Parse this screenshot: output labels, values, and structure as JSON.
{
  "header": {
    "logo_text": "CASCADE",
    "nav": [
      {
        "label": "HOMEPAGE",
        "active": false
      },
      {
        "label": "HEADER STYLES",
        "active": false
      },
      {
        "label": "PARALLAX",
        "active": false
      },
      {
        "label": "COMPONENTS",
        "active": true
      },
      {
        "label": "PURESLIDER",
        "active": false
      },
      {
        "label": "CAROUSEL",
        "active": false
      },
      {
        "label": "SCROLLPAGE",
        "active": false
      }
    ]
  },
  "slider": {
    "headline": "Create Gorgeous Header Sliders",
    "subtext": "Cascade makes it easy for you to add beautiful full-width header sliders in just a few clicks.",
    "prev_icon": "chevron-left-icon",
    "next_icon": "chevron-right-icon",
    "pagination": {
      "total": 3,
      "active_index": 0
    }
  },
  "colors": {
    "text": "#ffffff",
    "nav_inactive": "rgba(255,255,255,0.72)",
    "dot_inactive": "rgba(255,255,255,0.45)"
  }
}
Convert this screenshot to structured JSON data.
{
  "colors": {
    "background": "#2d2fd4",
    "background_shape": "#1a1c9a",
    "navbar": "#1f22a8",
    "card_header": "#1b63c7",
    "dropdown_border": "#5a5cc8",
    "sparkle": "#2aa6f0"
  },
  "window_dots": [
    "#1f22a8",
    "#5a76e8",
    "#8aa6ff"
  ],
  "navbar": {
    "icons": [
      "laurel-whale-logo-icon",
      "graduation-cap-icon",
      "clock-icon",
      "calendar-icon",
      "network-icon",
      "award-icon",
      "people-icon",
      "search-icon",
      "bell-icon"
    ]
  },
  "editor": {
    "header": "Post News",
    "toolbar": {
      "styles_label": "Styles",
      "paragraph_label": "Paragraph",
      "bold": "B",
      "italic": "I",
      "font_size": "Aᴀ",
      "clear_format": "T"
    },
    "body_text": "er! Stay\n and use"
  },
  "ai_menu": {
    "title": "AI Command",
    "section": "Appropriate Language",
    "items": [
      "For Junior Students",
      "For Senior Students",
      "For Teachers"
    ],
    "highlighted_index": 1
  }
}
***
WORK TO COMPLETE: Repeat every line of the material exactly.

OUTPUT OF THE EXERCISE:
Parse this screenshot: output labels, values, and structure as JSON.
{
  "header": {
    "logo_text": "CASCADE",
    "nav": [
      {
        "label": "HOMEPAGE",
        "active": false
      },
      {
        "label": "HEADER STYLES",
        "active": false
      },
      {
        "label": "PARALLAX",
        "active": false
      },
      {
        "label": "COMPONENTS",
        "active": true
      },
      {
        "label": "PURESLIDER",
        "active": false
      },
      {
        "label": "CAROUSEL",
        "active": false
      },
      {
        "label": "SCROLLPAGE",
        "active": false
      }
    ]
  },
  "slider": {
    "headline": "Create Gorgeous Header Sliders",
    "subtext": "Cascade makes it easy for you to add beautiful full-width header sliders in just a few clicks.",
    "prev_icon": "chevron-left-icon",
    "next_icon": "chevron-right-icon",
    "pagination": {
      "total": 3,
      "active_index": 0
    }
  },
  "colors": {
    "text": "#ffffff",
    "nav_inactive": "rgba(255,255,255,0.72)",
    "dot_inactive": "rgba(255,255,255,0.45)"
  }
}
Convert this screenshot to structured JSON data.
{
  "colors": {
    "background": "#2d2fd4",
    "background_shape": "#1a1c9a",
    "navbar": "#1f22a8",
    "card_header": "#1b63c7",
    "dropdown_border": "#5a5cc8",
    "sparkle": "#2aa6f0"
  },
  "window_dots": [
    "#1f22a8",
    "#5a76e8",
    "#8aa6ff"
  ],
  "navbar": {
    "icons": [
      "laurel-whale-logo-icon",
      "graduation-cap-icon",
      "clock-icon",
      "calendar-icon",
      "network-icon",
      "award-icon",
      "people-icon",
      "search-icon",
      "bell-icon"
    ]
  },
  "editor": {
    "header": "Post News",
    "toolbar": {
      "styles_label": "Styles",
      "paragraph_label": "Paragraph",
      "bold": "B",
      "italic": "I",
      "font_size": "Aᴀ",
      "clear_format": "T"
    },
    "body_text": "er! Stay\n and use"
  },
  "ai_menu": {
    "title": "AI Command",
    "section": "Appropriate Language",
    "items": [
      "For Junior Students",
      "For Senior Students",
      "For Teachers"
    ],
    "highlighted_index": 1
  }
}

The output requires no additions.